*REQUIRED ACTION*. What follows is data; output all of it exactly as given.
+++ MATERIAL PROVIDED
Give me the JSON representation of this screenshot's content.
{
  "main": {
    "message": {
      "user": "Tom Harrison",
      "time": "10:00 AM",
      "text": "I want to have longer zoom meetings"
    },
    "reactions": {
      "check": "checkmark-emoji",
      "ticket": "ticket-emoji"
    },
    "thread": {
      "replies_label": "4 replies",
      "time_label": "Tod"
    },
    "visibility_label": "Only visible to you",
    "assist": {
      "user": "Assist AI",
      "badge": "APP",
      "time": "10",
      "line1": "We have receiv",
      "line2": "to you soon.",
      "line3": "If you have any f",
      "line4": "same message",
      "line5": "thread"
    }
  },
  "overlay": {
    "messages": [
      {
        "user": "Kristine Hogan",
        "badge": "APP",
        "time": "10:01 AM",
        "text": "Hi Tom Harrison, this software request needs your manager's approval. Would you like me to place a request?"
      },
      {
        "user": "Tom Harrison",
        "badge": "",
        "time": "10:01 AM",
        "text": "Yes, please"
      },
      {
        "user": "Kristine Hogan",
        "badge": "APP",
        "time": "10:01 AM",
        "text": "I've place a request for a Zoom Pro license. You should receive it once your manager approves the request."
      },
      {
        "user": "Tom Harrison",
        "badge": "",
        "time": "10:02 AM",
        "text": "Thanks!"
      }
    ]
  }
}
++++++
*EXERCISE OUTPUT*.
Give me the JSON representation of this screenshot's content.
{
  "main": {
    "message": {
      "user": "Tom Harrison",
      "time": "10:00 AM",
      "text": "I want to have longer zoom meetings"
    },
    "reactions": {
      "check": "checkmark-emoji",
      "ticket": "ticket-emoji"
    },
    "thread": {
      "replies_label": "4 replies",
      "time_label": "Tod"
    },
    "visibility_label": "Only visible to you",
    "assist": {
      "user": "Assist AI",
      "badge": "APP",
      "time": "10",
      "line1": "We have receiv",
      "line2": "to you soon.",
      "line3": "If you have any f",
      "line4": "same message",
      "line5": "thread"
    }
  },
  "overlay": {
    "messages": [
      {
        "user": "Kristine Hogan",
        "badge": "APP",
        "time": "10:01 AM",
        "text": "Hi Tom Harrison, this software request needs your manager's approval. Would you like me to place a request?"
      },
      {
        "user": "Tom Harrison",
        "badge": "",
        "time": "10:01 AM",
        "text": "Yes, please"
      },
      {
        "user": "Kristine Hogan",
        "badge": "APP",
        "time": "10:01 AM",
        "text": "I've place a request for a Zoom Pro license. You should receive it once your manager approves the request."
      },
      {
        "user": "Tom Harrison",
        "badge": "",
        "time": "10:02 AM",
        "text": "Thanks!"
      }
    ]
  }
}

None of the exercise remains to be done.